The basics of reading charts

October 31, 2011 07:00 PM

Technical analysis has undergone a renaissance of sorts over the last few years. Whereas technical analysts were once seen as little more than soothsayers trying to divine information from charts, modern traders now are looking to charts to find any edge they can get.

The expansion of more short-term, day and intraday strategies have made technical analysis a more efficient way to analyze the markets. Add to that the very size of the traders who utilize this approach, and every trader needs to understand the technicals because its practitioners have grown to a size where they can become a fundamental that needs to be watched.

"With the changing dynamics of regulation and fundamental data coming out of the blue as it does these days, traders are looking for an edge in the one thing that does not change, human nature," says Craig Russell, director of active trader products at Interactive Data Desktop Solutions. "At the core, technical analysis is a read on the human nature of those participating in the market. Those participants broadcast their opinions through their actions."

Charts are useful because they quickly can transmit large amounts of information visually that would otherwise be unwieldy to absorb or analyze in other formats. To that end, Barbara Rockefeller, founder of Rockefeller Treasury Services and author of "Technical Analysis for Dummies," says, "The written chart is more powerful than the written word." Additionally, because of the systematic nature of technical analysis, she says it instills discipline in a way that fundamental trading cannot.

Although technical analysis has gained acceptance, getting started still can be a confusing ordeal. Here we attempt to unveil some of the mystery and explain some of the basics of reading a chart.

There is no one standard chart, but there are a number of standard options for a price chart. "As far as reading charts goes, it’s important to remember that the chart makes the analysis. In other words, the symbol in the chart, the bar interval, bar style and the data in the chart all make up the environment that goes into the analyses," says Michael Burke, vice president of client training and education at TradeStation.

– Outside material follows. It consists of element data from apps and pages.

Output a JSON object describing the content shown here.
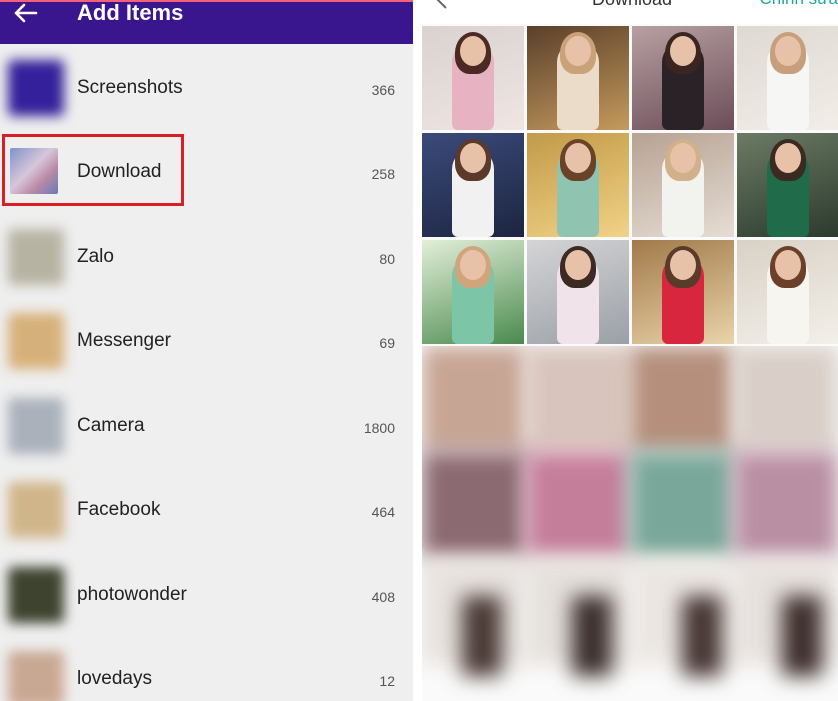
{
  "header": {
    "title": "Add Items"
  },
  "albums": [
    {
      "name": "Screenshots",
      "count": "366",
      "thumb": "#33209a"
    },
    {
      "name": "Download",
      "count": "258",
      "thumb": "#a9a6cf"
    },
    {
      "name": "Zalo",
      "count": "80",
      "thumb": "#b7b3a3"
    },
    {
      "name": "Messenger",
      "count": "69",
      "thumb": "#d6b07a"
    },
    {
      "name": "Camera",
      "count": "1800",
      "thumb": "#aab1bb"
    },
    {
      "name": "Facebook",
      "count": "464",
      "thumb": "#d0b58a"
    },
    {
      "name": "photowonder",
      "count": "408",
      "thumb": "#3e432f"
    },
    {
      "name": "lovedays",
      "count": "12",
      "thumb": "#c9a893"
    }
  ],
  "gallery": {
    "title": "Download",
    "edit_label": "Chỉnh sửa"
  },
  "colors": {
    "topbar": "#3a168e",
    "highlight_box": "#d91e26",
    "edit_accent": "#21a69a"
  }
}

Most charts today are comprised of a series of vertical lines in either bar chart format or candlestick format. Both show open and close prices as well as highs and lows for the bar, the difference being what each emphasizes. "A typical bar chart shows the magnitude of volatility in a single bar in relation to the other bars. The primary focus is on the high, low, and where the bar opened and closed," Burke says. "With candlestick charts, the focus is on the relationship between the open and the close, and the high and low are secondary. There is a whole science of unique patterns related to candlestick charts."

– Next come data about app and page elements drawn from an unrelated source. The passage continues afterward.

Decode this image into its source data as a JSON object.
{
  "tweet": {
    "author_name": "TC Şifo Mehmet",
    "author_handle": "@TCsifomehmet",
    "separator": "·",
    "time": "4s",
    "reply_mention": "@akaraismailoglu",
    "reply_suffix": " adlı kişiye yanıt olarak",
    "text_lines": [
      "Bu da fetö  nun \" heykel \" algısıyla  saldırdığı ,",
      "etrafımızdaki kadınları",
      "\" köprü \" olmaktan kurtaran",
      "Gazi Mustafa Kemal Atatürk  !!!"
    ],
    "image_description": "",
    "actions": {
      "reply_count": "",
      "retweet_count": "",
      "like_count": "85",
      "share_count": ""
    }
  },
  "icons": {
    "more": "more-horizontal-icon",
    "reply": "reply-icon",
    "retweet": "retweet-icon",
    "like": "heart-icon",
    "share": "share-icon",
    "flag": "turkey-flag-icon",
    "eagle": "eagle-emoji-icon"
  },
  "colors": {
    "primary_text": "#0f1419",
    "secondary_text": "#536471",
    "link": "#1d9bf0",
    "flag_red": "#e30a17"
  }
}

Digging deeper, each individual bar or candlestick represents a set amount of time that can be adjusted by the trader depending on what information is needed at the time and the trading timeframe desired. Most charting packages give options for bar durations ranging from as long as a month to as short as one minute.

Your trading horizon plays a large part in determining which bar duration is best for you. "There is no ‘one size fits all’ answer, there is no best timeframe; there is only what is best for you and your own personality/trading. Is a five-minute chart better than a daily? No, they are just different," Russell says.

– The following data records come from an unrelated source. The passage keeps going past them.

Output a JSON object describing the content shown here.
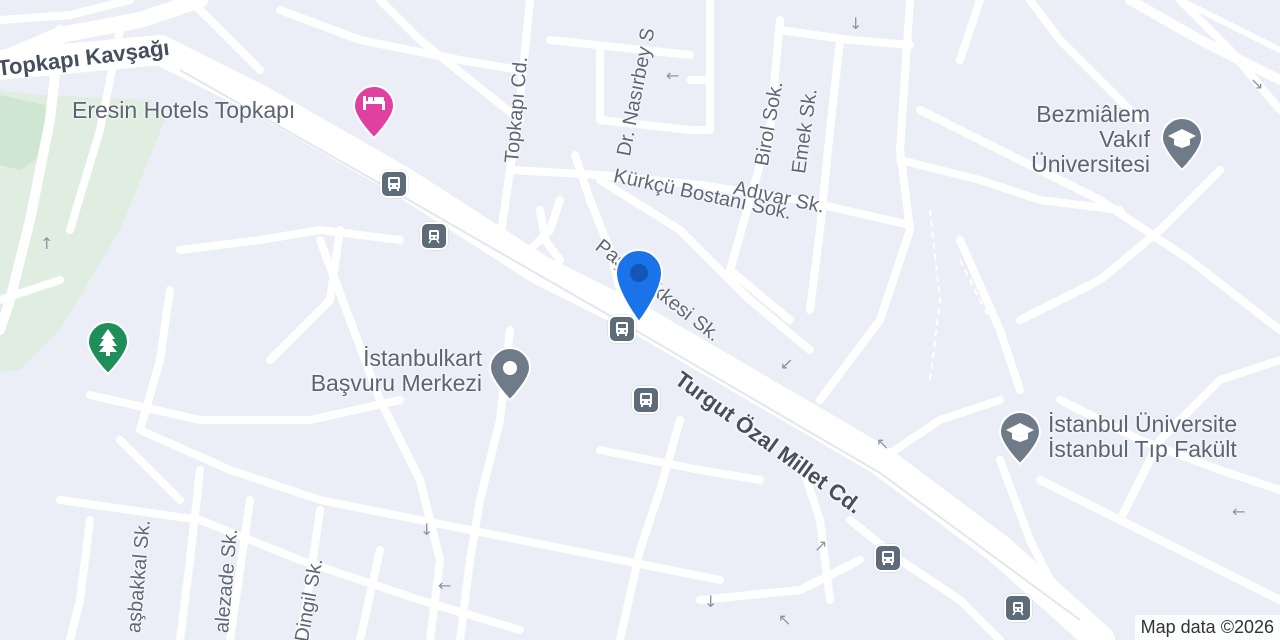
{
  "map": {
    "streets": [
      {
        "id": "topkapi-kavsagi",
        "text": "Topkapı Kavşağı"
      },
      {
        "id": "topkapi-cd",
        "text": "Topkapı Cd."
      },
      {
        "id": "dr-nasirbey",
        "text": "Dr. Nasırbey S"
      },
      {
        "id": "birol-sok",
        "text": "Birol Sok."
      },
      {
        "id": "emek-sk",
        "text": "Emek Sk."
      },
      {
        "id": "kurkcu-bostani",
        "text": "Kürkçü Bostanı Sok."
      },
      {
        "id": "adivar-sk",
        "text": "Adıvar Sk."
      },
      {
        "id": "pasa-tekkesi",
        "text": "Paşa Tekkesi Sk."
      },
      {
        "id": "turgut-ozal",
        "text": "Turgut Özal Millet Cd."
      },
      {
        "id": "basbakkal",
        "text": "aşbakkal Sk."
      },
      {
        "id": "alezade",
        "text": "alezade Sk."
      },
      {
        "id": "dingil",
        "text": "Dingil Sk."
      }
    ],
    "places": [
      {
        "id": "eresin",
        "text": "Eresin Hotels Topkapı",
        "icon": "hotel-icon",
        "color": "#e040a0"
      },
      {
        "id": "bezmialem",
        "text": "Bezmiâlem\nVakıf\nÜniversitesi",
        "icon": "university-icon",
        "color": "#6f7b89"
      },
      {
        "id": "istanbulkart",
        "text": "İstanbulkart\nBaşvuru Merkezi",
        "icon": "place-icon",
        "color": "#6f7b89"
      },
      {
        "id": "tip-fakultesi",
        "text": "İstanbul Üniversite\nİstanbul Tıp Fakült",
        "icon": "university-icon",
        "color": "#6f7b89"
      },
      {
        "id": "park",
        "text": "",
        "icon": "tree-icon",
        "color": "#1e8f5a"
      }
    ],
    "location_pin": {
      "icon": "map-pin-icon",
      "color": "#1a73e8"
    },
    "attribution": "Map data ©2026"
  }
}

Page 1 of 4
About the Author

Web Editor/Assistant Editor Michael McFarlin joined Futures in 2010, after graduating summa cum laude from Trinity International University, where he majored in English/Communication. With the launch of the new web platform, Michael serves as web editor for the site and will continue to work on the magazine, where he focuses on the Markets and Trading 101 features. He also served as a member of the Wisconsin National Guard from 2007 to 2010.

Editor-in-Chief of Modern Trader, Daniel Collins is a 25-year veteran of the futures industry having worked on the trading floors of both the Chicago Board of Trade and Chicago Mercantile Exchange.